> What to produce
Nothing in the records below should be altered in the copy, although the pictures must be left out.
=== Begin Enclosure ===
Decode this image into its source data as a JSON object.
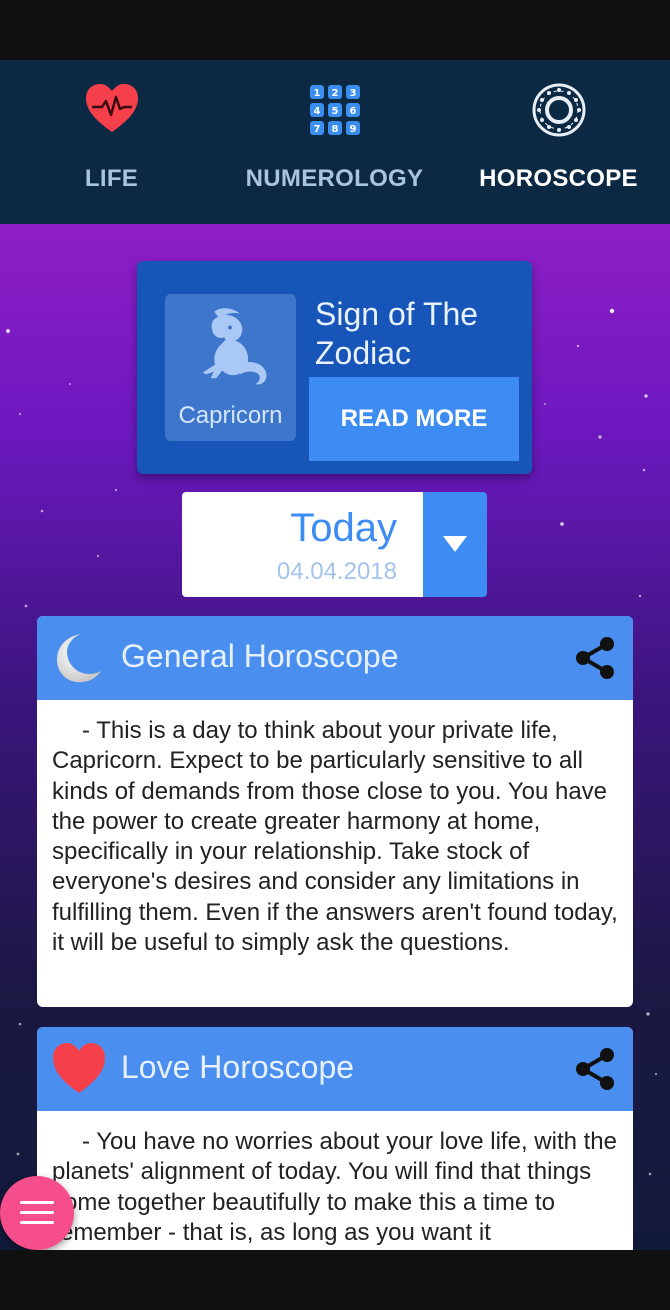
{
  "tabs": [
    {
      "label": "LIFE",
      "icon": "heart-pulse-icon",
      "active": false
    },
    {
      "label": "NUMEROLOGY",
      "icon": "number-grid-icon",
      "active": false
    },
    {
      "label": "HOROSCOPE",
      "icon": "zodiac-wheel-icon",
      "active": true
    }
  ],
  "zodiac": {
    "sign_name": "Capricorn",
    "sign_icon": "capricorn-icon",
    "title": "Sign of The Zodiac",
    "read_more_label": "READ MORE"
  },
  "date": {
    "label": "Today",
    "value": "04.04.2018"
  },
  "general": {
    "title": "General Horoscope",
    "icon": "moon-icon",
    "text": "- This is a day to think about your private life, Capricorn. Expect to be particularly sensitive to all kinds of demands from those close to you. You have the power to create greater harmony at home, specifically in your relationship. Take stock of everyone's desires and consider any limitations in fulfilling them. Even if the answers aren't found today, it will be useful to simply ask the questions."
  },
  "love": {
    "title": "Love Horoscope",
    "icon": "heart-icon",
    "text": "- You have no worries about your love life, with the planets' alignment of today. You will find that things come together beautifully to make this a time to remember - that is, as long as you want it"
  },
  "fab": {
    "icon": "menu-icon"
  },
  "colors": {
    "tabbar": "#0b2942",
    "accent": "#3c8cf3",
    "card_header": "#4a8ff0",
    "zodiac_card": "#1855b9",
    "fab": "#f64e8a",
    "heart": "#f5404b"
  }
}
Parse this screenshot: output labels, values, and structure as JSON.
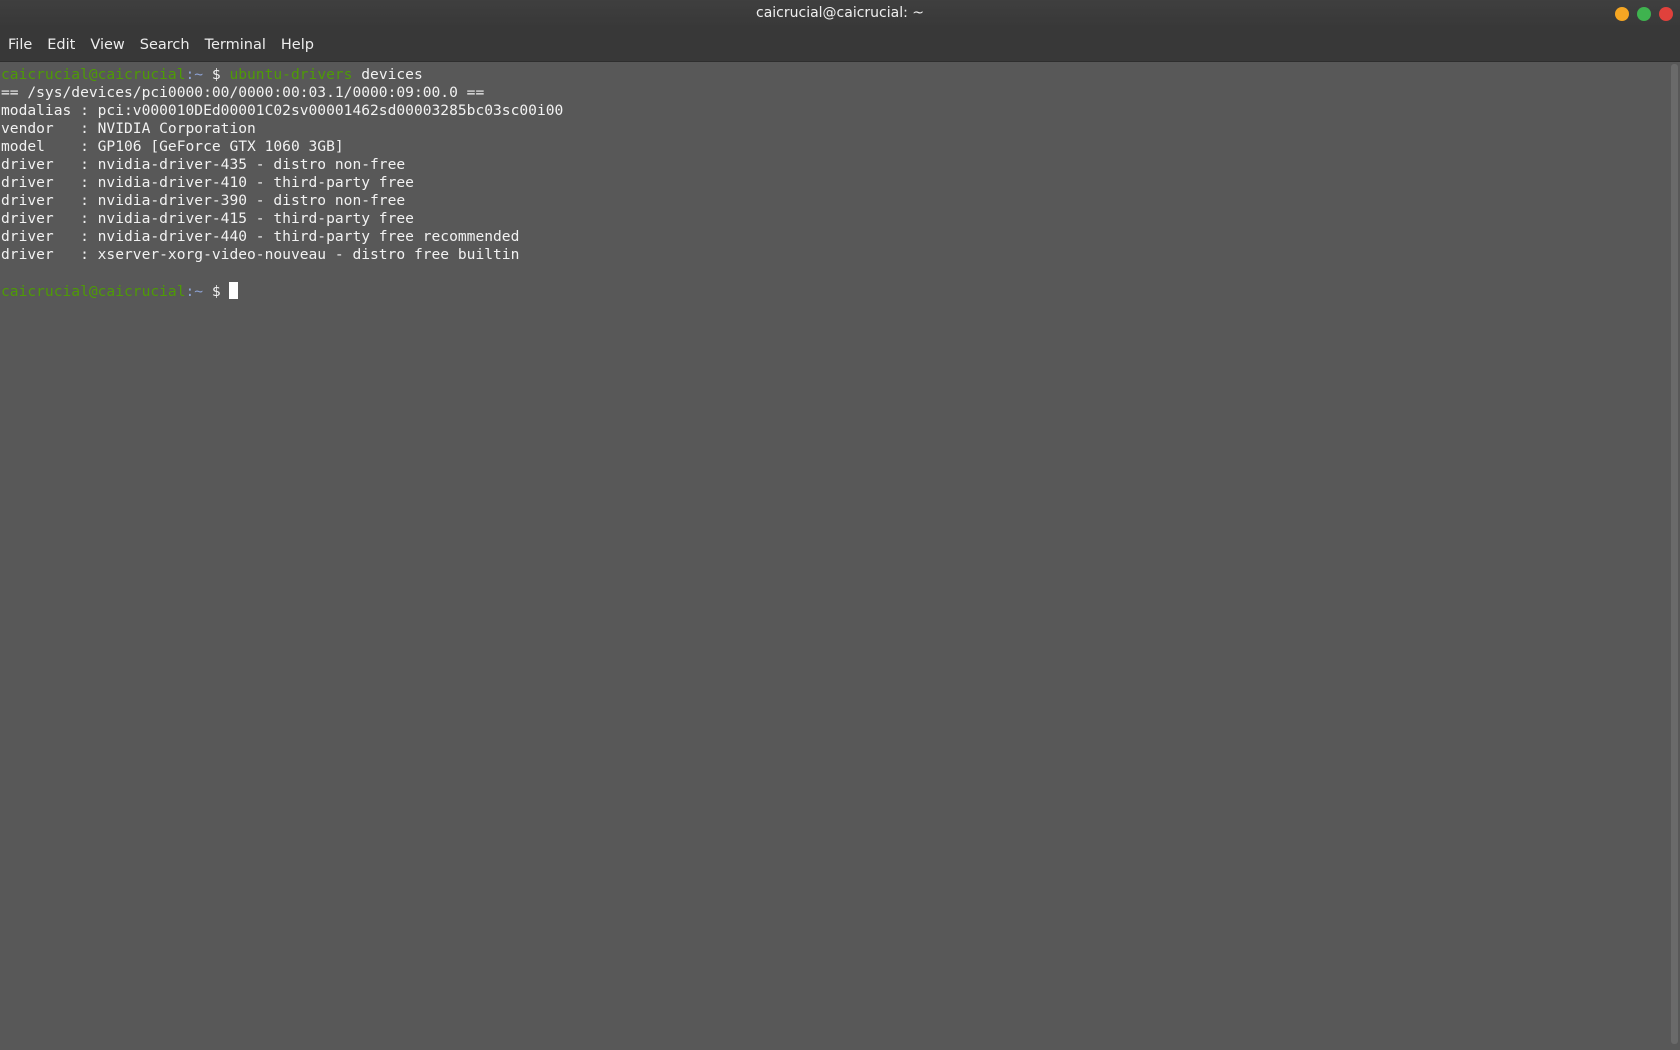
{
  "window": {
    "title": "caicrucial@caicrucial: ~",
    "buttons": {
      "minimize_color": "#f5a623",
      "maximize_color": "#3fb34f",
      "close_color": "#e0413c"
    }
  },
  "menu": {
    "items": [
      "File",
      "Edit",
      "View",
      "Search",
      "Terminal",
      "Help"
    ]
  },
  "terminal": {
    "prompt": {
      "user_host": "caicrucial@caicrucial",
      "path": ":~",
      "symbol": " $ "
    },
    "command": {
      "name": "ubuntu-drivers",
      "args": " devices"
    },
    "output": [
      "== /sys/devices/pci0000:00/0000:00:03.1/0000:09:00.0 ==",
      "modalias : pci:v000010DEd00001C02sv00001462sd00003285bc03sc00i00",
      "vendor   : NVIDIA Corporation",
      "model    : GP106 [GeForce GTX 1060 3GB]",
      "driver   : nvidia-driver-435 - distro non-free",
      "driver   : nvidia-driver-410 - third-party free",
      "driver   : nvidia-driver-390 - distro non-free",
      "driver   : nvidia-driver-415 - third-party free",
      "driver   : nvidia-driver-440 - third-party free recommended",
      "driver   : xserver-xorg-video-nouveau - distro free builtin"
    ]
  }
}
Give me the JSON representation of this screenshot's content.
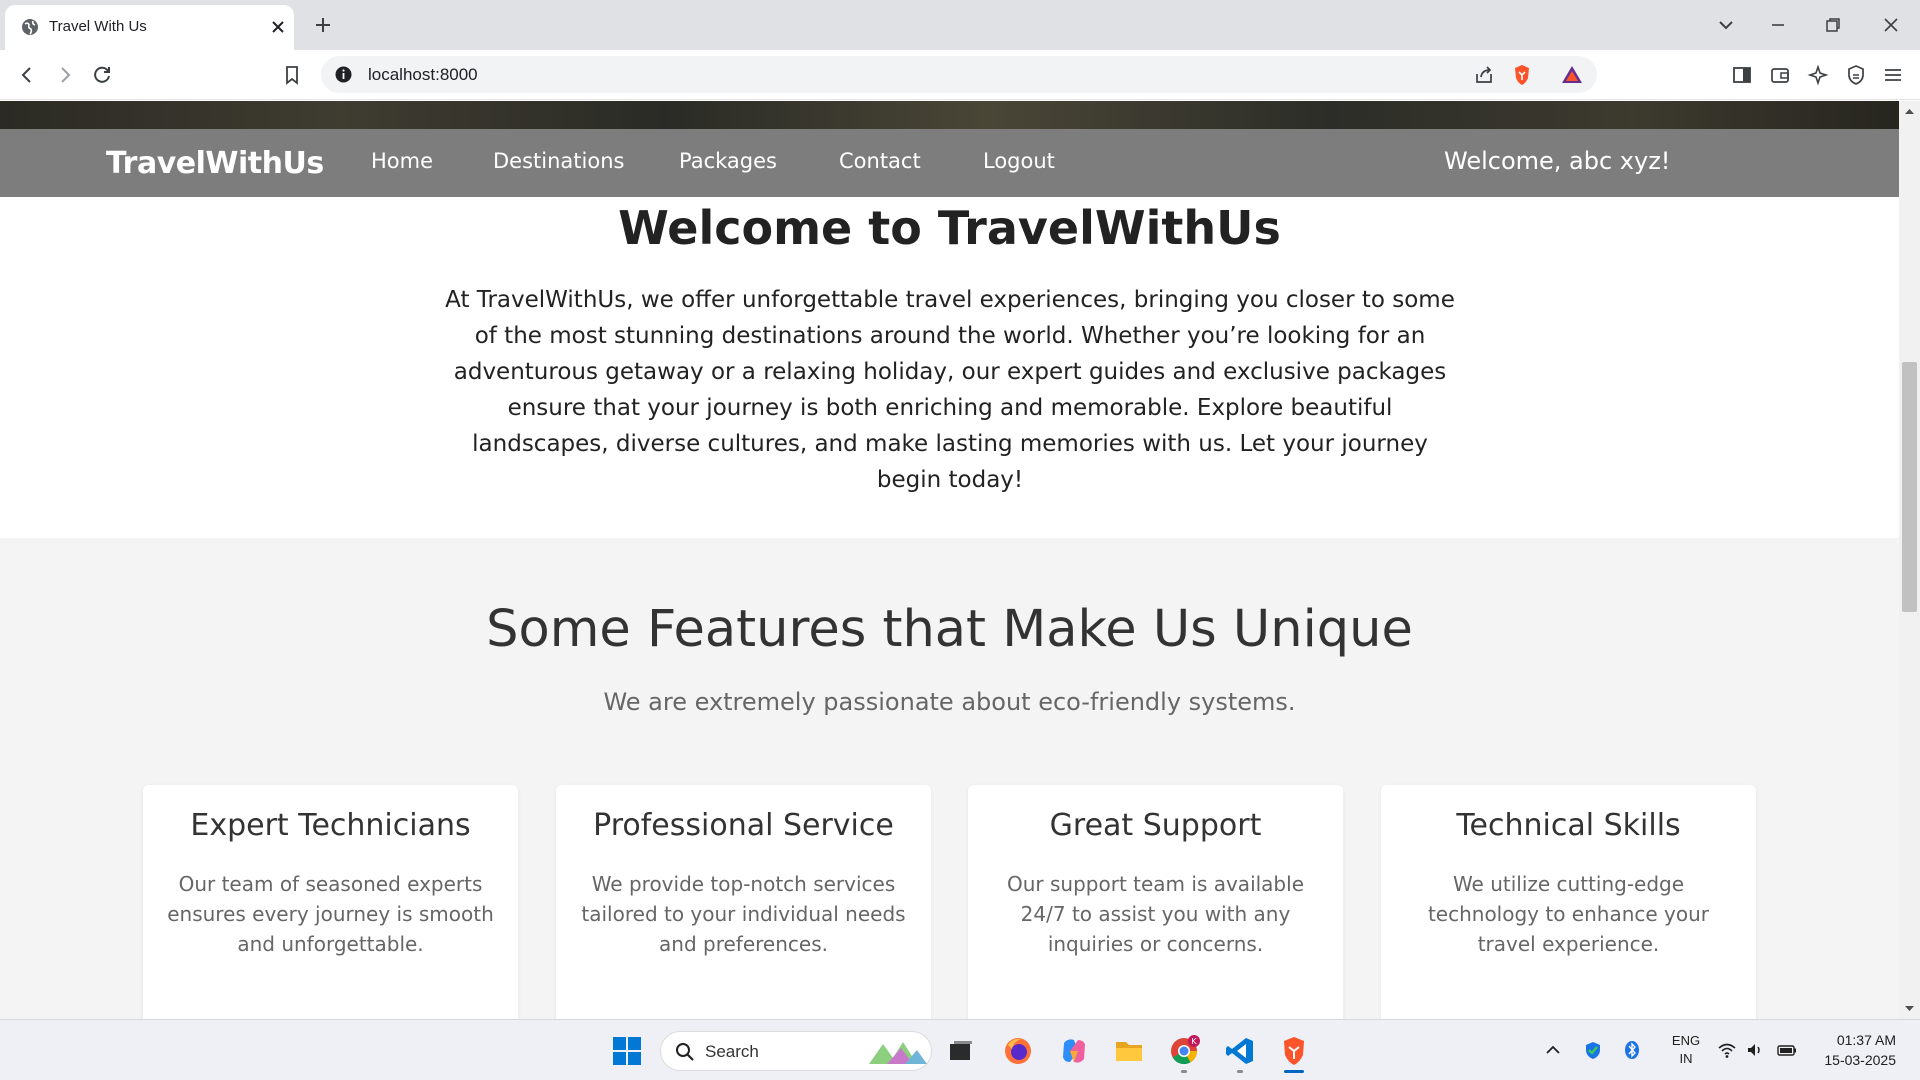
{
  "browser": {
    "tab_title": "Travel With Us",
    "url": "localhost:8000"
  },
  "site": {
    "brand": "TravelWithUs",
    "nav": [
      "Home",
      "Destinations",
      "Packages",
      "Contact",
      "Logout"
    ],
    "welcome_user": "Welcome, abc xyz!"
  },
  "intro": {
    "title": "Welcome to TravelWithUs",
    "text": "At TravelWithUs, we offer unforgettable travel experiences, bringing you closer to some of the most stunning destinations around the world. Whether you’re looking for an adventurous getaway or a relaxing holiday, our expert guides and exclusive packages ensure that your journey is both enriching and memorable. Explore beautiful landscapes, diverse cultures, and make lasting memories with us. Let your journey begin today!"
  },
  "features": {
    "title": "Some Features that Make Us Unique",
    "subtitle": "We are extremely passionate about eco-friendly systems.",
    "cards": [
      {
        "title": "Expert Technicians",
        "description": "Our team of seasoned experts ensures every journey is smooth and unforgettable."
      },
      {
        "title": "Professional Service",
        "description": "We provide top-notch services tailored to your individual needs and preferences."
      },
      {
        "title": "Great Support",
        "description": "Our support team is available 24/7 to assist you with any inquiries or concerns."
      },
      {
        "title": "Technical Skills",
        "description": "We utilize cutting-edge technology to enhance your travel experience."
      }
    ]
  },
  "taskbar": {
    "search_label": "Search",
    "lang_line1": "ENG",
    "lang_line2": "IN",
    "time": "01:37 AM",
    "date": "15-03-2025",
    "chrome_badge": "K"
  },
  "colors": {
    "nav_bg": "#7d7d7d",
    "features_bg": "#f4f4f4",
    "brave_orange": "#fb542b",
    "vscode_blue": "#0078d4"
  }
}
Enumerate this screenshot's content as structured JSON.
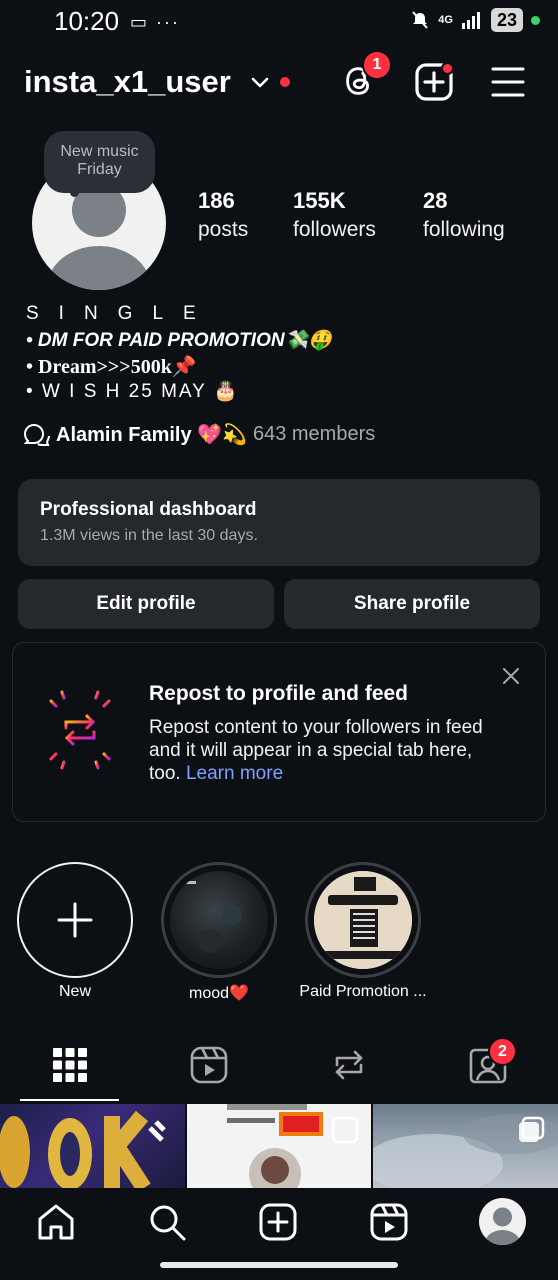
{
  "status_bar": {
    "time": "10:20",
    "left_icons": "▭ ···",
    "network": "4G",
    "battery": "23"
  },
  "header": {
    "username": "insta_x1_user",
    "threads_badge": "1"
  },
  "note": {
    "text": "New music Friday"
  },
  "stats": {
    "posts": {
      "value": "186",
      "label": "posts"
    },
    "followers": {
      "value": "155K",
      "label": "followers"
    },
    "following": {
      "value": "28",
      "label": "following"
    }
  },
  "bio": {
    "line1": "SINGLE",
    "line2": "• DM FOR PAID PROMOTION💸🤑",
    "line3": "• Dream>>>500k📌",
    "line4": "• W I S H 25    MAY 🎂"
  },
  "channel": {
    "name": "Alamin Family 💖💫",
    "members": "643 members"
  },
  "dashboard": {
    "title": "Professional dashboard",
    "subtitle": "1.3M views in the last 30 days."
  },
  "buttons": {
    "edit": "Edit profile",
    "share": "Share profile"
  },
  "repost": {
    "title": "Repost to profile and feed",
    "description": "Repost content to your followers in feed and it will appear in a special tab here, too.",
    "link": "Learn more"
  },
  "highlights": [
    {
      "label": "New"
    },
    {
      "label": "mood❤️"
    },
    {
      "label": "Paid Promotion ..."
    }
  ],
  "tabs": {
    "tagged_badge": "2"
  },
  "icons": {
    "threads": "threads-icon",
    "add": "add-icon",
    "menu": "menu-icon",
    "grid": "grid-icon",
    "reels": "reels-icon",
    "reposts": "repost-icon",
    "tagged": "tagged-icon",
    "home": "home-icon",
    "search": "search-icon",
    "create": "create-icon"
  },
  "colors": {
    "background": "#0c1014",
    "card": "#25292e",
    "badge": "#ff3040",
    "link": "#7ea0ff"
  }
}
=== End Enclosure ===
> Solved exercise
Decode this image into its source data as a JSON object.
{
  "tabs": [
    {
      "label": "LIFE",
      "icon": "heart-pulse-icon",
      "active": false
    },
    {
      "label": "NUMEROLOGY",
      "icon": "number-grid-icon",
      "active": false
    },
    {
      "label": "HOROSCOPE",
      "icon": "zodiac-wheel-icon",
      "active": true
    }
  ],
  "zodiac": {
    "sign_name": "Capricorn",
    "sign_icon": "capricorn-icon",
    "title": "Sign of The Zodiac",
    "read_more_label": "READ MORE"
  },
  "date": {
    "label": "Today",
    "value": "04.04.2018"
  },
  "general": {
    "title": "General Horoscope",
    "icon": "moon-icon",
    "text": "- This is a day to think about your private life, Capricorn. Expect to be particularly sensitive to all kinds of demands from those close to you. You have the power to create greater harmony at home, specifically in your relationship. Take stock of everyone's desires and consider any limitations in fulfilling them. Even if the answers aren't found today, it will be useful to simply ask the questions."
  },
  "love": {
    "title": "Love Horoscope",
    "icon": "heart-icon",
    "text": "- You have no worries about your love life, with the planets' alignment of today. You will find that things come together beautifully to make this a time to remember - that is, as long as you want it"
  },
  "fab": {
    "icon": "menu-icon"
  },
  "colors": {
    "tabbar": "#0b2942",
    "accent": "#3c8cf3",
    "card_header": "#4a8ff0",
    "zodiac_card": "#1855b9",
    "fab": "#f64e8a",
    "heart": "#f5404b"
  }
}
Parse this screenshot: output labels, values, and structure as JSON.
{
  "window": {
    "title": "caicrucial@caicrucial: ~",
    "buttons": {
      "minimize_color": "#f5a623",
      "maximize_color": "#3fb34f",
      "close_color": "#e0413c"
    }
  },
  "menu": {
    "items": [
      "File",
      "Edit",
      "View",
      "Search",
      "Terminal",
      "Help"
    ]
  },
  "terminal": {
    "prompt": {
      "user_host": "caicrucial@caicrucial",
      "path": ":~",
      "symbol": " $ "
    },
    "command": {
      "name": "ubuntu-drivers",
      "args": " devices"
    },
    "output": [
      "== /sys/devices/pci0000:00/0000:00:03.1/0000:09:00.0 ==",
      "modalias : pci:v000010DEd00001C02sv00001462sd00003285bc03sc00i00",
      "vendor   : NVIDIA Corporation",
      "model    : GP106 [GeForce GTX 1060 3GB]",
      "driver   : nvidia-driver-435 - distro non-free",
      "driver   : nvidia-driver-410 - third-party free",
      "driver   : nvidia-driver-390 - distro non-free",
      "driver   : nvidia-driver-415 - third-party free",
      "driver   : nvidia-driver-440 - third-party free recommended",
      "driver   : xserver-xorg-video-nouveau - distro free builtin"
    ]
  }
}
Give me the JSON representation of this screenshot's content.
{
  "browser": {
    "tab_title": "Travel With Us",
    "url": "localhost:8000"
  },
  "site": {
    "brand": "TravelWithUs",
    "nav": [
      "Home",
      "Destinations",
      "Packages",
      "Contact",
      "Logout"
    ],
    "welcome_user": "Welcome, abc xyz!"
  },
  "intro": {
    "title": "Welcome to TravelWithUs",
    "text": "At TravelWithUs, we offer unforgettable travel experiences, bringing you closer to some of the most stunning destinations around the world. Whether you’re looking for an adventurous getaway or a relaxing holiday, our expert guides and exclusive packages ensure that your journey is both enriching and memorable. Explore beautiful landscapes, diverse cultures, and make lasting memories with us. Let your journey begin today!"
  },
  "features": {
    "title": "Some Features that Make Us Unique",
    "subtitle": "We are extremely passionate about eco-friendly systems.",
    "cards": [
      {
        "title": "Expert Technicians",
        "description": "Our team of seasoned experts ensures every journey is smooth and unforgettable."
      },
      {
        "title": "Professional Service",
        "description": "We provide top-notch services tailored to your individual needs and preferences."
      },
      {
        "title": "Great Support",
        "description": "Our support team is available 24/7 to assist you with any inquiries or concerns."
      },
      {
        "title": "Technical Skills",
        "description": "We utilize cutting-edge technology to enhance your travel experience."
      }
    ]
  },
  "taskbar": {
    "search_label": "Search",
    "lang_line1": "ENG",
    "lang_line2": "IN",
    "time": "01:37 AM",
    "date": "15-03-2025",
    "chrome_badge": "K"
  },
  "colors": {
    "nav_bg": "#7d7d7d",
    "features_bg": "#f4f4f4",
    "brave_orange": "#fb542b",
    "vscode_blue": "#0078d4"
  }
}
Enumerate this screenshot's content as structured JSON.
{
  "status_bar": {
    "time": "10:20",
    "left_icons": "▭ ···",
    "network": "4G",
    "battery": "23"
  },
  "header": {
    "username": "insta_x1_user",
    "threads_badge": "1"
  },
  "note": {
    "text": "New music Friday"
  },
  "stats": {
    "posts": {
      "value": "186",
      "label": "posts"
    },
    "followers": {
      "value": "155K",
      "label": "followers"
    },
    "following": {
      "value": "28",
      "label": "following"
    }
  },
  "bio": {
    "line1": "SINGLE",
    "line2": "• DM FOR PAID PROMOTION💸🤑",
    "line3": "• Dream>>>500k📌",
    "line4": "• W I S H 25    MAY 🎂"
  },
  "channel": {
    "name": "Alamin Family 💖💫",
    "members": "643 members"
  },
  "dashboard": {
    "title": "Professional dashboard",
    "subtitle": "1.3M views in the last 30 days."
  },
  "buttons": {
    "edit": "Edit profile",
    "share": "Share profile"
  },
  "repost": {
    "title": "Repost to profile and feed",
    "description": "Repost content to your followers in feed and it will appear in a special tab here, too.",
    "link": "Learn more"
  },
  "highlights": [
    {
      "label": "New"
    },
    {
      "label": "mood❤️"
    },
    {
      "label": "Paid Promotion ..."
    }
  ],
  "tabs": {
    "tagged_badge": "2"
  },
  "icons": {
    "threads": "threads-icon",
    "add": "add-icon",
    "menu": "menu-icon",
    "grid": "grid-icon",
    "reels": "reels-icon",
    "reposts": "repost-icon",
    "tagged": "tagged-icon",
    "home": "home-icon",
    "search": "search-icon",
    "create": "create-icon"
  },
  "colors": {
    "background": "#0c1014",
    "card": "#25292e",
    "badge": "#ff3040",
    "link": "#7ea0ff"
  }
}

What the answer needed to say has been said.